- The needle is then taken from this point (2) under the fabric to come out onto the right side at point (4).
- You continue to sew in this way, going back a stitch each time to create a new stitch.
This completes the simple backstitch. This stitch will fit the curves of all kinds of lines and patterns of embroidery. It looks decorative from the front, supports other designs, and is very neat at the back.
Step 2 -How to Whip through the Backstitch
Thread your tapestry or blunt-tipped needle with a contrast thread. You may want to use the same color if your aim is just an interesting outline with some texture.
- Push the needle up to the fabric's surface at the beginning of the backstitches.
- Slip the needle under the backstitch between the stitch and the fabric. (Do not pierce the fabric.)
- Pull the thread gently through the stitch on the right side of the material. Do not pull too tightly because the whipping stitch should sit neatly around the back stitches without pulling or upsetting the tension.
- Continue whipping along the backstitch until you reach the end of the required line.
- End off the whipping by going through the end hole made by the backstitch to the reverse of the fabric.
Remember, the direction of the whipped stitches must all go the same way, and therefore you must choose before you start what that direction will be. Here are 2 lines of whipped backstitch done in opposite directions.
Whipped Backstitch Uses
Whipped backstitch is a handy stitch for many sewing projects, but especially for outlining embroidery. Sewing around the edge of a finished shape or starting by sewing an outline of this stitch gives the embroidered design an elegant and controlled framework. A whipped backstitch is ideal for outlining embroidery letters and numbers. It is a stitch that is an excellent addition to any piece of embroidered work because it can create a border following a straight line, or the stitch can follow a curved line without a break in the continuity of the stitching.
Tips for Perfect Whipped Backstitch
Tips to learn to make your whipped backstitch look professional:
- DIRECTION - Keep the stitching on the whipping side all going in the same direction.
- COLORS - Using two different colors for the stitch and the whipped stitch makes an interesting contrast for the stitch.

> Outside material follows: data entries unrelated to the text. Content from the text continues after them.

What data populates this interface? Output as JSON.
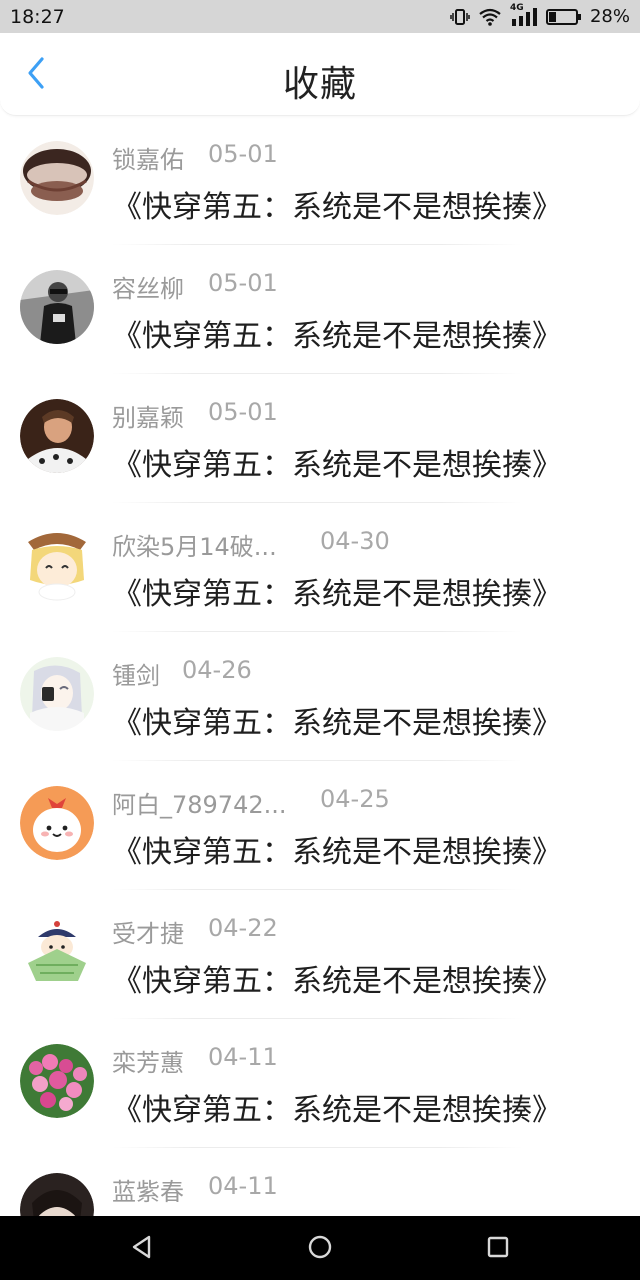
{
  "status_bar": {
    "time": "18:27",
    "network_label": "4G",
    "battery_percent": "28%",
    "battery_level": 0.28
  },
  "header": {
    "title": "收藏",
    "back_icon": "chevron-left-icon",
    "accent_color": "#3da0f5"
  },
  "favorites": [
    {
      "name": "锁嘉佑",
      "date": "05-01",
      "title": "《快穿第五：系统是不是想挨揍》"
    },
    {
      "name": "容丝柳",
      "date": "05-01",
      "title": "《快穿第五：系统是不是想挨揍》"
    },
    {
      "name": "别嘉颖",
      "date": "05-01",
      "title": "《快穿第五：系统是不是想挨揍》"
    },
    {
      "name": "欣染5月14破...",
      "date": "04-30",
      "title": "《快穿第五：系统是不是想挨揍》"
    },
    {
      "name": "锺剑",
      "date": "04-26",
      "title": "《快穿第五：系统是不是想挨揍》"
    },
    {
      "name": "阿白_789742...",
      "date": "04-25",
      "title": "《快穿第五：系统是不是想挨揍》"
    },
    {
      "name": "受才捷",
      "date": "04-22",
      "title": "《快穿第五：系统是不是想挨揍》"
    },
    {
      "name": "栾芳蕙",
      "date": "04-11",
      "title": "《快穿第五：系统是不是想挨揍》"
    },
    {
      "name": "蓝紫春",
      "date": "04-11",
      "title": ""
    }
  ],
  "nav": {
    "back_icon": "triangle-back-icon",
    "home_icon": "circle-home-icon",
    "recents_icon": "square-recents-icon"
  }
}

- NEEDLE CHOICE - Choose a sharp-tipped needle enabling you to push the needle and thread comfortably through the fabric for the backstitch. Use a tapestry needle for the whipping stitch. The blunt end will go under the backstitch comfortably without snagging. This is important because catching part of the backstitch in the beginning will upset the neat, clean lines.
- STITCH LENGTH - Make the backstitch sizes a length you can manage to keep evenly spaced and a size you can control the tension evenly.
- THREAD CHOICE - Different thickness’s of thread will alter the impact of the design. A whipped backstitch can resemble a corded rope with thick threads and Perle cottons, while a very delicate pattern is achieved through the use of single strands of embroidery floss.
- USE FOR OUTLINING - Use the whipped backstitch to embroider a picture and fill in colored areas as if you were painting with the stitch. Sew back and forth over the design keeping the stitches close together to fill each area.
Alternatives to Whipped Backstitch
Couching is another basic embroidery stitch that gives a similar appearance to whipped backstitch. Couching is better suited to thick yarns and threads.
Whipped Backstitch - In Conclusion
You will never be accused of being a bit backward in your sewing skills by learning whipped backstitch! It is an elementary and very understated stitch perfect for outlining and creating textured lines.